*TASK STATEMENT*: All of the data below is to be output without alteration.

** Opening RECORDS SHOWN block **

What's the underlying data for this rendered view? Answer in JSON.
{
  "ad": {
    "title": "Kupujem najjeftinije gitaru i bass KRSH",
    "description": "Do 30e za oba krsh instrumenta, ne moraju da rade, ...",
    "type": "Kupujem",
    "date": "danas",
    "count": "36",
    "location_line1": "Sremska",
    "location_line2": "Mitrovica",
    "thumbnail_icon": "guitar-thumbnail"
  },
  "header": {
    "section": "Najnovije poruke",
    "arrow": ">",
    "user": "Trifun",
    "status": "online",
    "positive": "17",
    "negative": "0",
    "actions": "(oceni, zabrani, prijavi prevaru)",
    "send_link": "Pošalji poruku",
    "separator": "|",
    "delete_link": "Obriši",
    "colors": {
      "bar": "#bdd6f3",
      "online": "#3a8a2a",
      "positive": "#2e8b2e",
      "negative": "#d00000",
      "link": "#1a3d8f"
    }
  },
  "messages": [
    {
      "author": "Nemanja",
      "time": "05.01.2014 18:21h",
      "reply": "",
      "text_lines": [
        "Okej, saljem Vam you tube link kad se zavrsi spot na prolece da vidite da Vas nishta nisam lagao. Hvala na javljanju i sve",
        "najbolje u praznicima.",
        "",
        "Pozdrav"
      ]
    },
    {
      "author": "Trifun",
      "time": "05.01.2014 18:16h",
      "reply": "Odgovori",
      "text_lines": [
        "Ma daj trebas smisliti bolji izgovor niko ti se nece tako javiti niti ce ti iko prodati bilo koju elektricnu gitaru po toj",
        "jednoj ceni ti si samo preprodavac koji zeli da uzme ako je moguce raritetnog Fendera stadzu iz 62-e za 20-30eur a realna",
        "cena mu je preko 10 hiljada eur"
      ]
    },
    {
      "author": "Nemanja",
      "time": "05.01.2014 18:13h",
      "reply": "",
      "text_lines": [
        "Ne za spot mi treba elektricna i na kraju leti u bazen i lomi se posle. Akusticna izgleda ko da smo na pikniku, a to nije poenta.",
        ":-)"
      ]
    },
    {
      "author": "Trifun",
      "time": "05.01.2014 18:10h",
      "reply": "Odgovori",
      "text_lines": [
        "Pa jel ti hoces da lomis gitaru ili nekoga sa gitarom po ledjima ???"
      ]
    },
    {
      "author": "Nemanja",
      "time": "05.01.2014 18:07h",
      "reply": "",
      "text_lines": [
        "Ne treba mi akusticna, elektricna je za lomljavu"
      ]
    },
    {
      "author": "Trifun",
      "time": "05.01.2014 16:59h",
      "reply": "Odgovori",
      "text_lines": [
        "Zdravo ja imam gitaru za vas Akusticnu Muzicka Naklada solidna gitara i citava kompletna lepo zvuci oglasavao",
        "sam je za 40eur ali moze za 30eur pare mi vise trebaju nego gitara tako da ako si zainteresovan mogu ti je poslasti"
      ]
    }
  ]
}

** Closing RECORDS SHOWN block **

*WRITTEN SOLUTION*:
What's the underlying data for this rendered view? Answer in JSON.
{
  "ad": {
    "title": "Kupujem najjeftinije gitaru i bass KRSH",
    "description": "Do 30e za oba krsh instrumenta, ne moraju da rade, ...",
    "type": "Kupujem",
    "date": "danas",
    "count": "36",
    "location_line1": "Sremska",
    "location_line2": "Mitrovica",
    "thumbnail_icon": "guitar-thumbnail"
  },
  "header": {
    "section": "Najnovije poruke",
    "arrow": ">",
    "user": "Trifun",
    "status": "online",
    "positive": "17",
    "negative": "0",
    "actions": "(oceni, zabrani, prijavi prevaru)",
    "send_link": "Pošalji poruku",
    "separator": "|",
    "delete_link": "Obriši",
    "colors": {
      "bar": "#bdd6f3",
      "online": "#3a8a2a",
      "positive": "#2e8b2e",
      "negative": "#d00000",
      "link": "#1a3d8f"
    }
  },
  "messages": [
    {
      "author": "Nemanja",
      "time": "05.01.2014 18:21h",
      "reply": "",
      "text_lines": [
        "Okej, saljem Vam you tube link kad se zavrsi spot na prolece da vidite da Vas nishta nisam lagao. Hvala na javljanju i sve",
        "najbolje u praznicima.",
        "",
        "Pozdrav"
      ]
    },
    {
      "author": "Trifun",
      "time": "05.01.2014 18:16h",
      "reply": "Odgovori",
      "text_lines": [
        "Ma daj trebas smisliti bolji izgovor niko ti se nece tako javiti niti ce ti iko prodati bilo koju elektricnu gitaru po toj",
        "jednoj ceni ti si samo preprodavac koji zeli da uzme ako je moguce raritetnog Fendera stadzu iz 62-e za 20-30eur a realna",
        "cena mu je preko 10 hiljada eur"
      ]
    },
    {
      "author": "Nemanja",
      "time": "05.01.2014 18:13h",
      "reply": "",
      "text_lines": [
        "Ne za spot mi treba elektricna i na kraju leti u bazen i lomi se posle. Akusticna izgleda ko da smo na pikniku, a to nije poenta.",
        ":-)"
      ]
    },
    {
      "author": "Trifun",
      "time": "05.01.2014 18:10h",
      "reply": "Odgovori",
      "text_lines": [
        "Pa jel ti hoces da lomis gitaru ili nekoga sa gitarom po ledjima ???"
      ]
    },
    {
      "author": "Nemanja",
      "time": "05.01.2014 18:07h",
      "reply": "",
      "text_lines": [
        "Ne treba mi akusticna, elektricna je za lomljavu"
      ]
    },
    {
      "author": "Trifun",
      "time": "05.01.2014 16:59h",
      "reply": "Odgovori",
      "text_lines": [
        "Zdravo ja imam gitaru za vas Akusticnu Muzicka Naklada solidna gitara i citava kompletna lepo zvuci oglasavao",
        "sam je za 40eur ali moze za 30eur pare mi vise trebaju nego gitara tako da ako si zainteresovan mogu ti je poslasti"
      ]
    }
  ]
}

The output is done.